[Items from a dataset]
= Beginning of Section =

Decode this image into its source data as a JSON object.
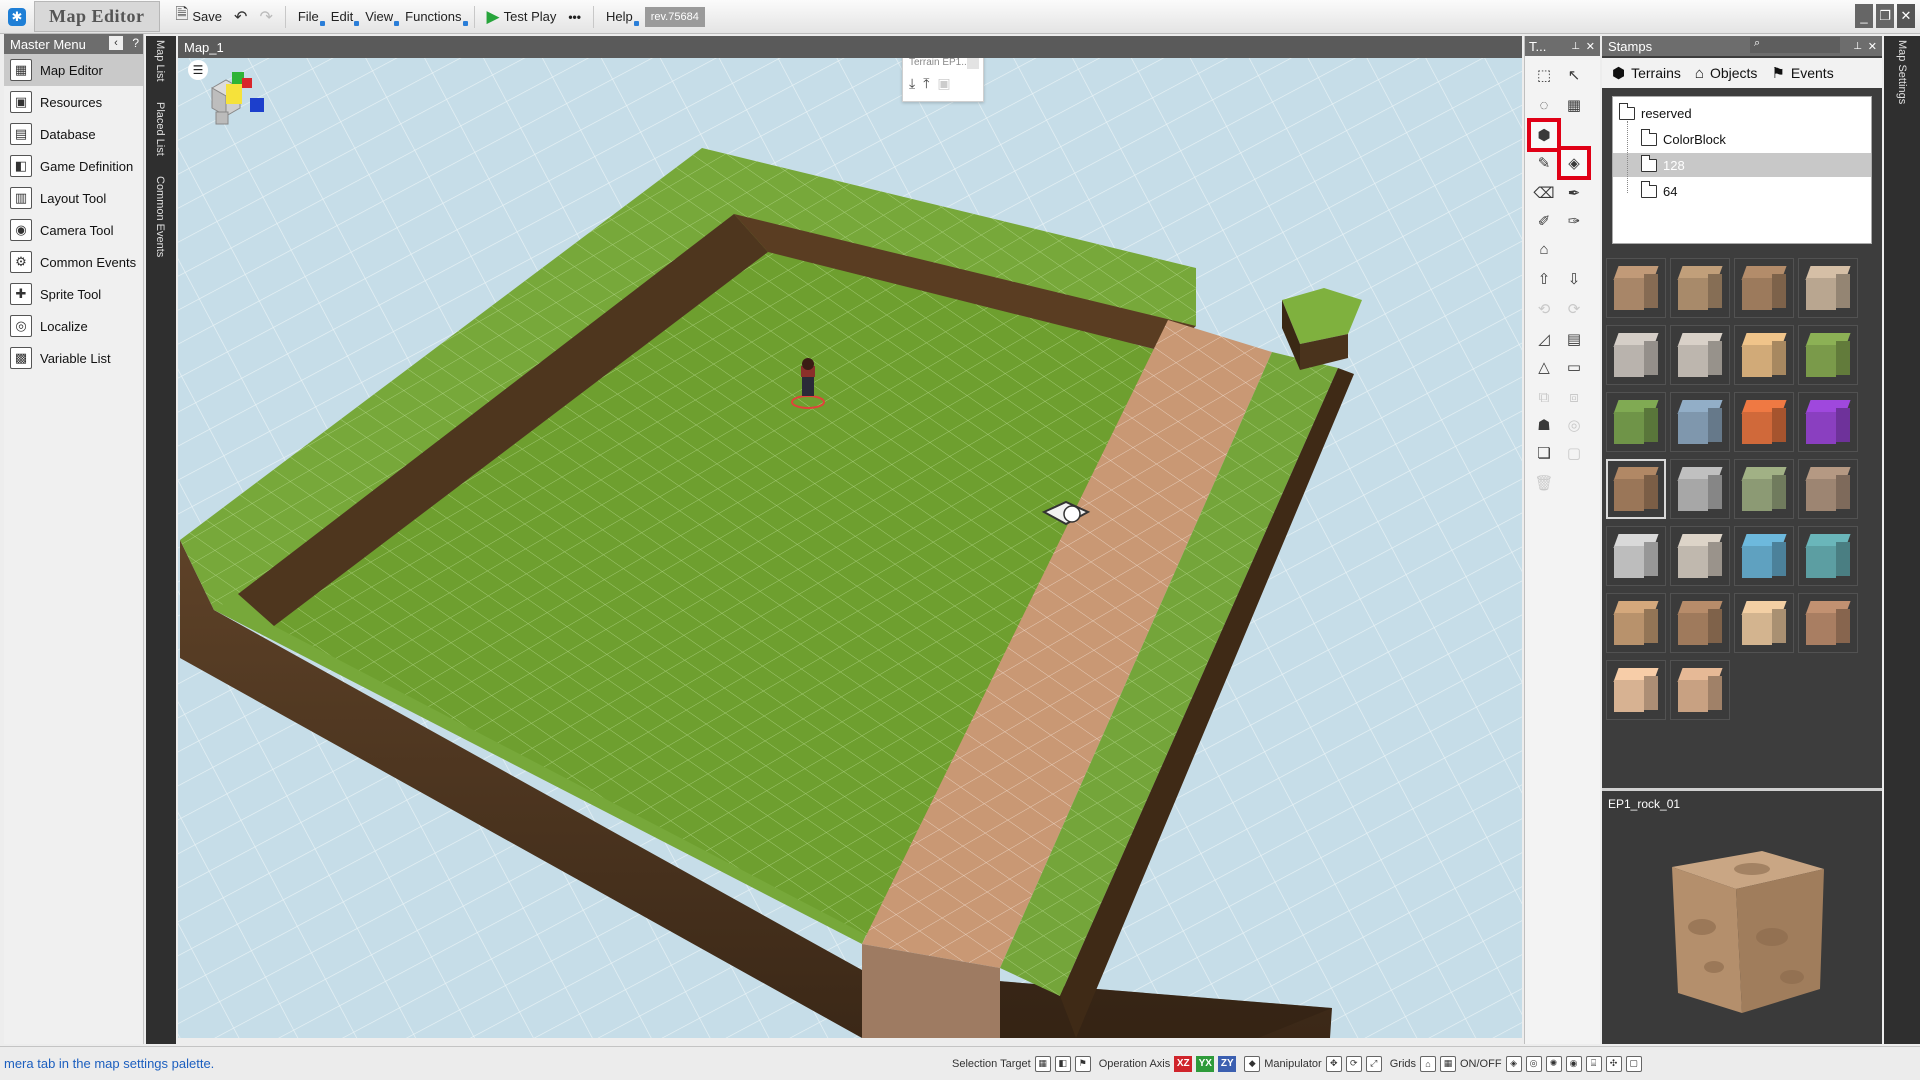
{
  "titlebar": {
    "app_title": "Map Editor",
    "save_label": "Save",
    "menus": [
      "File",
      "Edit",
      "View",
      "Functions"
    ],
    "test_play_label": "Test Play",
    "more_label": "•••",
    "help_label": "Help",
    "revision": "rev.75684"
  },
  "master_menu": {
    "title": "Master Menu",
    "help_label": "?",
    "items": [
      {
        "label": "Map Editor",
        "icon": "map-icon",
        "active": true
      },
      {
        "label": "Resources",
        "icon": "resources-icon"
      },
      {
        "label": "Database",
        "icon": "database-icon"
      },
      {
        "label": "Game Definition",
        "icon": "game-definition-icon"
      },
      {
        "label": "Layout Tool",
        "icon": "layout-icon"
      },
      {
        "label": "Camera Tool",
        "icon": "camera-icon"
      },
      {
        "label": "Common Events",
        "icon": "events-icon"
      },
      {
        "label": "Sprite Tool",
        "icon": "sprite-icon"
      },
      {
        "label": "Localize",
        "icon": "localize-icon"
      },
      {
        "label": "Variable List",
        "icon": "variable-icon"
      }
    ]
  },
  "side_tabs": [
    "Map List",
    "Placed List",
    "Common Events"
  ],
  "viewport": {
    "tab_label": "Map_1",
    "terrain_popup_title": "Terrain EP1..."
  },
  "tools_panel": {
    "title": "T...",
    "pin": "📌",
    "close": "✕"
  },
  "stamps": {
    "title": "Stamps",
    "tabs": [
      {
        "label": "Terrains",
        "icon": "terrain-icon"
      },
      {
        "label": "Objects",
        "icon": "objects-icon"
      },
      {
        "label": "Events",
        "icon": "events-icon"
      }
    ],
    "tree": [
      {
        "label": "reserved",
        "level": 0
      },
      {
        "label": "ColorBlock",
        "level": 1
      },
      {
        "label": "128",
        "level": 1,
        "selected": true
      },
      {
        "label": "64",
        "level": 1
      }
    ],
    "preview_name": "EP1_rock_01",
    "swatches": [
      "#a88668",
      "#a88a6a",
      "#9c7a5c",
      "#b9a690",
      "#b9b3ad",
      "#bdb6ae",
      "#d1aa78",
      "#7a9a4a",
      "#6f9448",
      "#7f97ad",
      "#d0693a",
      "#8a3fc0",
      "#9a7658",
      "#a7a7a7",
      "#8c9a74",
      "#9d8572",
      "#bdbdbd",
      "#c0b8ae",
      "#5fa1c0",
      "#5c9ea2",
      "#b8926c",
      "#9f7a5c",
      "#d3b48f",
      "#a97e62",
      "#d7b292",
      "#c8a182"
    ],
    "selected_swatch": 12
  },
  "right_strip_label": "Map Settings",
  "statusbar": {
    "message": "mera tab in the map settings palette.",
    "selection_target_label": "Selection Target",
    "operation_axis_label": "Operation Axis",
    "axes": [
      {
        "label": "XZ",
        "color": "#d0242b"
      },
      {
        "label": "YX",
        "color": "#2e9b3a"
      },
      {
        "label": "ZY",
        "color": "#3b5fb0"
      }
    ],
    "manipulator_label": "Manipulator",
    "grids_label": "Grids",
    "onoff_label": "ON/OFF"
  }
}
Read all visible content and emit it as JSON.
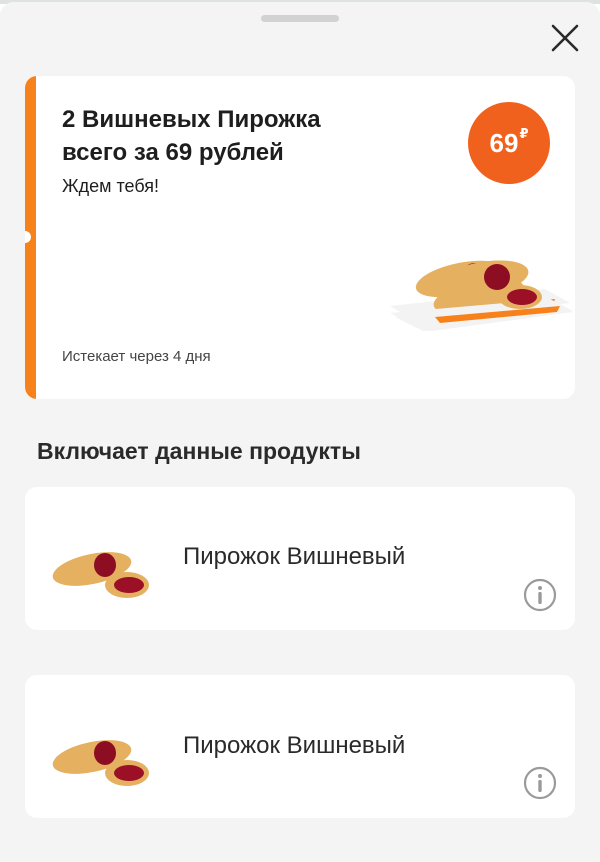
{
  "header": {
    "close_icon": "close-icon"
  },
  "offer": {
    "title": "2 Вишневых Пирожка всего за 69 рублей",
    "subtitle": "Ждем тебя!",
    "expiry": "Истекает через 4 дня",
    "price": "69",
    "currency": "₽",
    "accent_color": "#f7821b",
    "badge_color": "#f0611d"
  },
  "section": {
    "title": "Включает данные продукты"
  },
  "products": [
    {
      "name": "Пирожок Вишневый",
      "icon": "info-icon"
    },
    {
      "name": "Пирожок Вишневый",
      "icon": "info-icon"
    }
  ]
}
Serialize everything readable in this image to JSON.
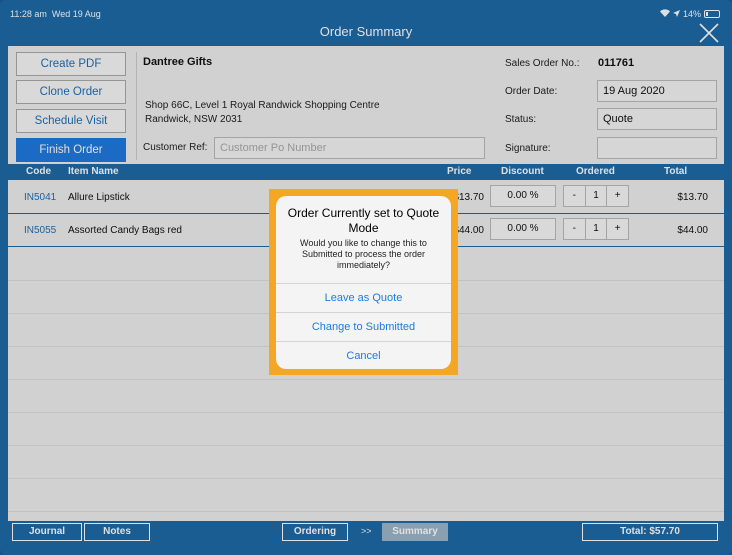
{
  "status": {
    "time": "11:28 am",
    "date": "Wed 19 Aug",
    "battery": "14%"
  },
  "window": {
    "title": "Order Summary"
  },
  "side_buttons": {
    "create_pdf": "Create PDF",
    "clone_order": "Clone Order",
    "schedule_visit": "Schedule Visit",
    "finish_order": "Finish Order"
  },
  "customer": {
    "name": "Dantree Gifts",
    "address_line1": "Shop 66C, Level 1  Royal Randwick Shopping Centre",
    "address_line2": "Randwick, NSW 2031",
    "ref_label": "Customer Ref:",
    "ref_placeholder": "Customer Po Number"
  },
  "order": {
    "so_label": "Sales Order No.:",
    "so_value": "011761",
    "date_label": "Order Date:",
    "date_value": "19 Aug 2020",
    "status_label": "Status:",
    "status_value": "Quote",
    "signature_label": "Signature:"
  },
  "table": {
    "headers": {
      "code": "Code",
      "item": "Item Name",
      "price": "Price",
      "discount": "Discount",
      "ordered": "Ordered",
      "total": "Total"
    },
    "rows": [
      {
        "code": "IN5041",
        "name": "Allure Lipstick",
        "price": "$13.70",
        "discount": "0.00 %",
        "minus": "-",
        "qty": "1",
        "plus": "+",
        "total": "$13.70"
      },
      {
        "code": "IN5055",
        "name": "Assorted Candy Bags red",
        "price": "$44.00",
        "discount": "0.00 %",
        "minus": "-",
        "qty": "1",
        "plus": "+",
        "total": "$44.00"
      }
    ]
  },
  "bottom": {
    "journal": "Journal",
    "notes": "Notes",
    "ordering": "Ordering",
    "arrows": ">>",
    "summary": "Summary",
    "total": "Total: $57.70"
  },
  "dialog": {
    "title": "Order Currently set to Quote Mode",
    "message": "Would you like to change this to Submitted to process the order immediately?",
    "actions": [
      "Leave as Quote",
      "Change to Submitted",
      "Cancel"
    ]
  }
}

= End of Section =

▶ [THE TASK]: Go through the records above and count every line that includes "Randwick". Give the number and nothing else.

▶ [RESPONSE TO THE EXERCISE]: 2